Airports & Airlines
Ecuador has two international airports.
Aeropuerto Internacional Mariscal Sucre Quito's airport is located about 38km east of the center.
Aeropuerto José Joaquín de Olmedo Guayaquil’s airport is just a few kilometers from downtown.
TAME Ecuador’s main airline; it has had a good safety record in recent years, with a modern fleet of Boeing, Airbus and Embraer aircraft as well as several turboprop ATRs.
LATAM Flies internationally to New York and various cities in Peru, Argentina, Chile, Brazil and Bolivia.
Ticket prices are highest during tourist high seasons: mid-June through early September, and December through mid-January.
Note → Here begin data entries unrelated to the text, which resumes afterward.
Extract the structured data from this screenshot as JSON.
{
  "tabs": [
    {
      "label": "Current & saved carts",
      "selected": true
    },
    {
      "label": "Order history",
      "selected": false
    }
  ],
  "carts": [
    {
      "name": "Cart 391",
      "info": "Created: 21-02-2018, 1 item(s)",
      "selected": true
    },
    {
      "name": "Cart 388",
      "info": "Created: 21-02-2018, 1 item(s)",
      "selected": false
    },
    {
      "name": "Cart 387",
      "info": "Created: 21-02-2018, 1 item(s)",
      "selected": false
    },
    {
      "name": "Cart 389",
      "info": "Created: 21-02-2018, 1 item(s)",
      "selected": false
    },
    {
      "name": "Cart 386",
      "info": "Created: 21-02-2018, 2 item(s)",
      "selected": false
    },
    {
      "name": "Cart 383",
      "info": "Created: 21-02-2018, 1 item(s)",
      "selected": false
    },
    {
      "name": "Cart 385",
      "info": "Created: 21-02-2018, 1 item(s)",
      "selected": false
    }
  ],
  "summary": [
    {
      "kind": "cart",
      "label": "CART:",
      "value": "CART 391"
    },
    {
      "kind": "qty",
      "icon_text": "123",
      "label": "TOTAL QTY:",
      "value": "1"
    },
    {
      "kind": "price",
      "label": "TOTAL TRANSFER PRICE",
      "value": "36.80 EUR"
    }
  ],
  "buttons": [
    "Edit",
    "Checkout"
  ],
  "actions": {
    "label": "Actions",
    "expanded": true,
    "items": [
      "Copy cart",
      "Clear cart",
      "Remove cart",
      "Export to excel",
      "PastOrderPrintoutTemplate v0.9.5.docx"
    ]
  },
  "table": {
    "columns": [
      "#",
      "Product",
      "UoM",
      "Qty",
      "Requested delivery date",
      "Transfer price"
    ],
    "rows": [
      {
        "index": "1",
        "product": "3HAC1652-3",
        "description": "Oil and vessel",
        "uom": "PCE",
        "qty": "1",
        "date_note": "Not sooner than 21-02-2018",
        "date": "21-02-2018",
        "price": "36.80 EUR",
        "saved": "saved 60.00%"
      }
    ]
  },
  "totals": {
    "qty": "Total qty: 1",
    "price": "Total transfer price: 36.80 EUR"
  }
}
Working with a travel agent that deals specifically in Latin American travel is usually an advantage.
Departure tax is now included in ticket prices rather than payable at the airport.
Peru and Colombia are the only countries sharing borders with Ecuador. If you are entering or leaving Ecuador, border formalities are straightforward if your documents are in order. No taxes are levied on tourists when entering or exiting overland.
If you’ve overstayed the allowed time on your T3 visa (90 days – consecutive or not – per year, beginning on your stamped entry date), you’ll have to pay a hefty fine or you will be sent back to Quito. If you don’t have an entrada (entrance) stamp, you will also be sent back.
At the time of research, hundreds of Venezuelan citizens were flooding the Ecuadorian border with Colombia daily: officially, 50,000 settled in the country in 2018, although the unofficial number is far greater. Some travelers we spoke with were delayed for several hours in this logjam at the border.
The main border crossing to Colombia is via Tulcán in the northern highlands, currently the only safe place to cross into Colombia. The border crossing north of Lago Agrio in the Oriente is unsafe due to smuggling and conflict in Colombia, while San Lorenzo on the coast is experiencing drug and ex-FARC activity cross-border danger.
There are three important border posts connecting Ecuador and Peru.
Huaquillas This crossing, south of Machala, gets most of the international traffic between the two countries. It consists of side-by-side border posts on the highway a few kilometers north of town. Buses to Huaquillas don't stop at this border post, though international buses (Ecuador–Peru) do stop there and wait for everyone to complete the formalities. Another option is simply hiring a taxi from Huaquillas to take you out to the border post and back.
Macará Increasingly popular because it’s more relaxed than the Huaquillas crossing, and the journey from Loja in the southern highlands is beautiful. Direct buses run between Loja and Piura, Peru (eight hours) via Macará, and wait for you at the border while you take care of formalities; it’s easy.
La Balsa at Zumba South of Vilcabamba, this little-used crossing is remote and interesting and gets little traffic. People often hang out in Vilcabamba for a few days before heading to Zumba and Peru.
Busing into Ecuador from Colombia or Peru is straightforward and usually requires walking across one of the international borders and catching another bus once you’re across (this is more complicated in Huaquillas, though). Some international bus companies offer direct, long-haul services from major cities such as Lima and Bogotá.
Car & Motorcycle
Driving a private vehicle into Ecuador can be a huge hassle, depending largely upon the mood of the official who stops you at the border. To bring your car into Ecuador, you are officially required to have a Carnet de Passage en Douane (CPD), an internationally recognized customs document that allows you to temporarily ‘import’ a vehicle into Ecuador without paying an import tax. The document is issued through an automobile club in the country where the car is registered, and you are strongly advised to obtain one well in advance. Motorcycles seem to present fewer hassles at the border, but be sure your paperwork is in order, too.
It is possible but time-consuming to travel down the Río Napo from Ecuador to Peru, joining the Amazon near Iquitos. The border facilities are minimal, and the boats doing the journey are infrequent. It is also geographically possible to travel down Río Putumayo into Colombia and Peru, but this is a dangerous region because of drug smuggling and terrorism, and is not recommended.